k3s on Raspberry Pi: Docker push fails
Pushing a simple node.js-based image to my private docker registry failed.
I pushed a simple node.js server to my private docker registry, as follows:
docker build -t node-server . docker tag node-server 10.43.236.176:5000/node-server docker push 10.43.236.176:5000/node-server
It successfully pushed a number of layers, and then got stuck retrying the others:
$ docker push 10.43.236.176:5000/node-server Using default tag: latest The push refers to repository [10.43.236.176:5000/node-server] 014e5dcedfe8: Layer already exists bad58bc1a935: Layer already exists 0b6d7299e601: Layer already exists 29de97afcd26: Retrying in 4 seconds 70bf7068bc9b: Layer already exists df0a11e357d6: Retrying in 5 seconds 43d8f1a52a9d: Retrying in 5 seconds ad6e20c8404a: Retrying in 5 seconds 5379afcf1a28: Retrying in 5 seconds
What’s in the logs?
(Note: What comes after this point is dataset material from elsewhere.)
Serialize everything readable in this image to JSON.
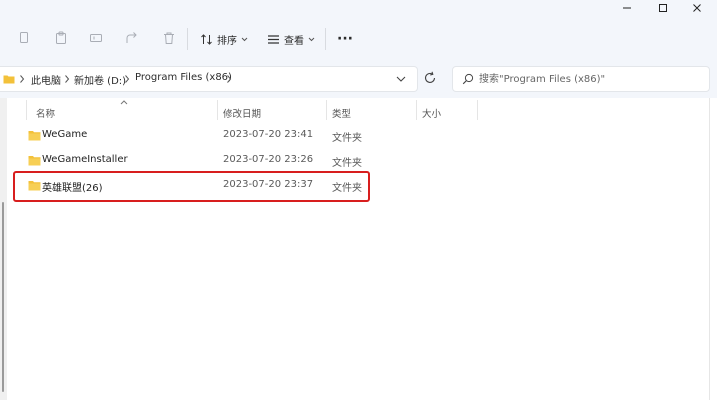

$ kubectl --namespace docker-registry get pods NAME READY STATUS RESTARTS AGE docker-registry-887c57b6b-gr6c7 1/1 Running 0 19h $ kubectl --namespace docker-registry logs docker-registry-887c57b6b-gr6c7 ... lots of logging ...
The logging is really hard to read, but somewhere in it, I can see the following:
10.42.0.0 - - [18/Dec/2021:16:10:19 +0000] "POST /v2/node-server/blobs/uploads/ HTTP/1.1" 500 247 "" "<user-agent>" ... err.detail="filesystem: mkdir /var/lib/registry/docker/registry/v2/repositories/node-server/_uploads/74b0a3e2-5898-450b-aec0-fcddf608e18d: read-only file system"
Read-only file system?
The filesystem’s read-only? It was writeable a moment ago. Huh?
What I suspect has happened here is that my iSCSI setup has got itself in a muddle. We should check a few things.
First: is the file system, as seen by the container, read-only?
$ kubectl --namespace docker-registry exec --stdin --tty docker-registry-887c57b6b-gr6c7 -- /bin/sh # cd /var/lib/registry/docker/registry/v2/repositories # ls hello-world node-server
Well, we’ve obviously managed to upload some of the image. Is the filesystem still read-only?
# touch foo touch: foo: Read-only file system # mount | grep /var/lib/registry /dev/sdb on /var/lib/registry type ext4 (ro,relatime)
Yes. OK. So it’s not lying. How did it get into this state? Running
dmesg -T on the relevant node is, well, both pretty (all those colours!) and not pretty (all that stack trace):
[861609.960890] EXT4-fs error (device sdb): ext4_journal_check_start:83: Detected aborted journal [861609.960917] EXT4-fs (sdb): Remounting filesystem read-only
I restarted the pod on another node, which remounted the filesystem read-write and tried again.
fsckfirst. But, hey, test rig. #yolo.
When retrying, that also failed after a while:
To be honest, I think that my DS211 might be a bit underpowered to act as an iSCSI target (at least without some tweaks to the client configuration, anyway). Or maybe it’s just a bad disk – I found it in my parts bin, and it’s several years old. It also reports power-on time of ~30K hours. I should have done some more soak-testing first.
I’ll give up on that for the time-being.
Let’s go back to dynamically-provisioned storage, even if it does make the pod have node affinity. We can take another look at alternatives later.